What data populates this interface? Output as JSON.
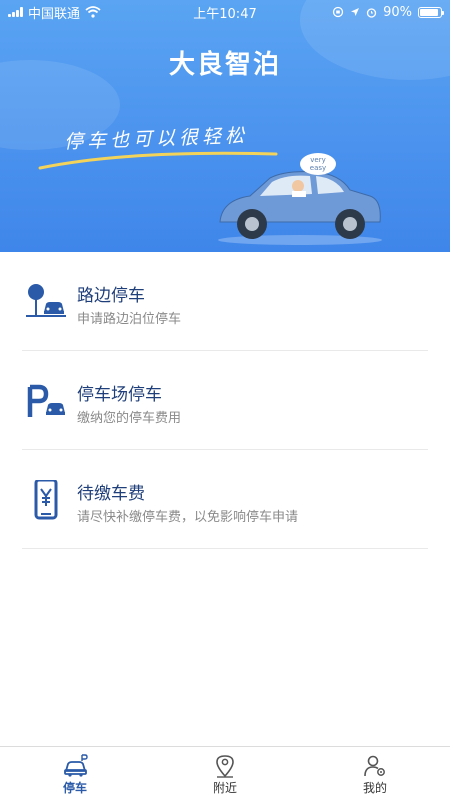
{
  "status_bar": {
    "carrier": "中国联通",
    "time": "上午10:47",
    "battery": "90%",
    "battery_level": 0.9
  },
  "hero": {
    "app_title": "大良智泊",
    "slogan": "停车也可以很轻松",
    "bubble_text_1": "very",
    "bubble_text_2": "easy"
  },
  "menu": {
    "items": [
      {
        "title": "路边停车",
        "subtitle": "申请路边泊位停车",
        "icon": "roadside-parking-icon"
      },
      {
        "title": "停车场停车",
        "subtitle": "缴纳您的停车费用",
        "icon": "parking-lot-icon"
      },
      {
        "title": "待缴车费",
        "subtitle": "请尽快补缴停车费，以免影响停车申请",
        "icon": "phone-payment-icon"
      }
    ]
  },
  "tabbar": {
    "tabs": [
      {
        "label": "停车",
        "icon": "car-icon",
        "active": true
      },
      {
        "label": "附近",
        "icon": "location-pin-icon",
        "active": false
      },
      {
        "label": "我的",
        "icon": "user-settings-icon",
        "active": false
      }
    ]
  },
  "colors": {
    "hero_blue": "#4b93ee",
    "accent_navy": "#1f3f7a",
    "icon_blue": "#2a5aa8",
    "swoosh_yellow": "#f3d35a",
    "car_blue": "#6f9ad8"
  }
}
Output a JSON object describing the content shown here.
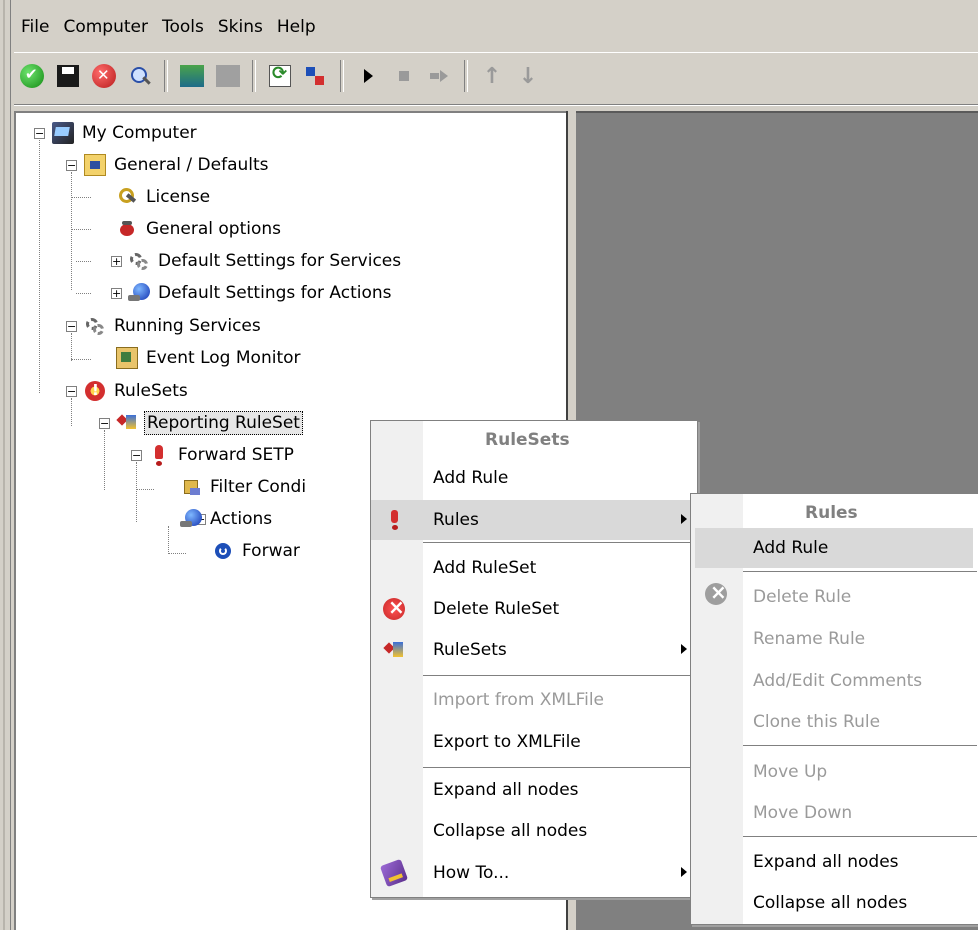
{
  "menubar": {
    "items": [
      "File",
      "Computer",
      "Tools",
      "Skins",
      "Help"
    ]
  },
  "toolbar": {
    "icons": [
      "ok-icon",
      "save-icon",
      "cancel-icon",
      "search-icon",
      "server-icon",
      "disabled-icon",
      "refresh-icon",
      "tree-icon",
      "play-icon",
      "stop-icon",
      "next-icon",
      "arrow-up-icon",
      "arrow-down-icon"
    ]
  },
  "tree": {
    "my_computer": "My Computer",
    "general_defaults": "General / Defaults",
    "license": "License",
    "general_options": "General options",
    "default_services": "Default Settings for Services",
    "default_actions": "Default Settings for Actions",
    "running_services": "Running Services",
    "event_log_monitor": "Event Log Monitor",
    "rulesets": "RuleSets",
    "reporting_ruleset": "Reporting RuleSet",
    "forward_setp": "Forward SETP",
    "filter_conditions": "Filter Condi",
    "actions": "Actions",
    "forward_action": "Forwar"
  },
  "ruleset_menu": {
    "title": "RuleSets",
    "add_rule": "Add Rule",
    "rules": "Rules",
    "add_ruleset": "Add RuleSet",
    "delete_ruleset": "Delete RuleSet",
    "rulesets": "RuleSets",
    "import_xml": "Import from XMLFile",
    "export_xml": "Export to XMLFile",
    "expand_all": "Expand all nodes",
    "collapse_all": "Collapse all nodes",
    "how_to": "How To..."
  },
  "rules_menu": {
    "title": "Rules",
    "add_rule": "Add Rule",
    "delete_rule": "Delete Rule",
    "rename_rule": "Rename Rule",
    "add_edit_comments": "Add/Edit Comments",
    "clone_rule": "Clone this Rule",
    "move_up": "Move Up",
    "move_down": "Move Down",
    "expand_all": "Expand all nodes",
    "collapse_all": "Collapse all nodes"
  }
}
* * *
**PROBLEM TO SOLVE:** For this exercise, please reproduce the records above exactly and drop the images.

**WORKED SOLUTION:**
What data populates this interface? Output as JSON.
{
  "status_bar": {
    "carrier": "中国联通",
    "time": "上午10:47",
    "battery": "90%",
    "battery_level": 0.9
  },
  "hero": {
    "app_title": "大良智泊",
    "slogan": "停车也可以很轻松",
    "bubble_text_1": "very",
    "bubble_text_2": "easy"
  },
  "menu": {
    "items": [
      {
        "title": "路边停车",
        "subtitle": "申请路边泊位停车",
        "icon": "roadside-parking-icon"
      },
      {
        "title": "停车场停车",
        "subtitle": "缴纳您的停车费用",
        "icon": "parking-lot-icon"
      },
      {
        "title": "待缴车费",
        "subtitle": "请尽快补缴停车费，以免影响停车申请",
        "icon": "phone-payment-icon"
      }
    ]
  },
  "tabbar": {
    "tabs": [
      {
        "label": "停车",
        "icon": "car-icon",
        "active": true
      },
      {
        "label": "附近",
        "icon": "location-pin-icon",
        "active": false
      },
      {
        "label": "我的",
        "icon": "user-settings-icon",
        "active": false
      }
    ]
  },
  "colors": {
    "hero_blue": "#4b93ee",
    "accent_navy": "#1f3f7a",
    "icon_blue": "#2a5aa8",
    "swoosh_yellow": "#f3d35a",
    "car_blue": "#6f9ad8"
  }
}
Output a JSON object describing the content shown here.
{
  "menubar": {
    "items": [
      "File",
      "Computer",
      "Tools",
      "Skins",
      "Help"
    ]
  },
  "toolbar": {
    "icons": [
      "ok-icon",
      "save-icon",
      "cancel-icon",
      "search-icon",
      "server-icon",
      "disabled-icon",
      "refresh-icon",
      "tree-icon",
      "play-icon",
      "stop-icon",
      "next-icon",
      "arrow-up-icon",
      "arrow-down-icon"
    ]
  },
  "tree": {
    "my_computer": "My Computer",
    "general_defaults": "General / Defaults",
    "license": "License",
    "general_options": "General options",
    "default_services": "Default Settings for Services",
    "default_actions": "Default Settings for Actions",
    "running_services": "Running Services",
    "event_log_monitor": "Event Log Monitor",
    "rulesets": "RuleSets",
    "reporting_ruleset": "Reporting RuleSet",
    "forward_setp": "Forward SETP",
    "filter_conditions": "Filter Condi",
    "actions": "Actions",
    "forward_action": "Forwar"
  },
  "ruleset_menu": {
    "title": "RuleSets",
    "add_rule": "Add Rule",
    "rules": "Rules",
    "add_ruleset": "Add RuleSet",
    "delete_ruleset": "Delete RuleSet",
    "rulesets": "RuleSets",
    "import_xml": "Import from XMLFile",
    "export_xml": "Export to XMLFile",
    "expand_all": "Expand all nodes",
    "collapse_all": "Collapse all nodes",
    "how_to": "How To..."
  },
  "rules_menu": {
    "title": "Rules",
    "add_rule": "Add Rule",
    "delete_rule": "Delete Rule",
    "rename_rule": "Rename Rule",
    "add_edit_comments": "Add/Edit Comments",
    "clone_rule": "Clone this Rule",
    "move_up": "Move Up",
    "move_down": "Move Down",
    "expand_all": "Expand all nodes",
    "collapse_all": "Collapse all nodes"
  }
}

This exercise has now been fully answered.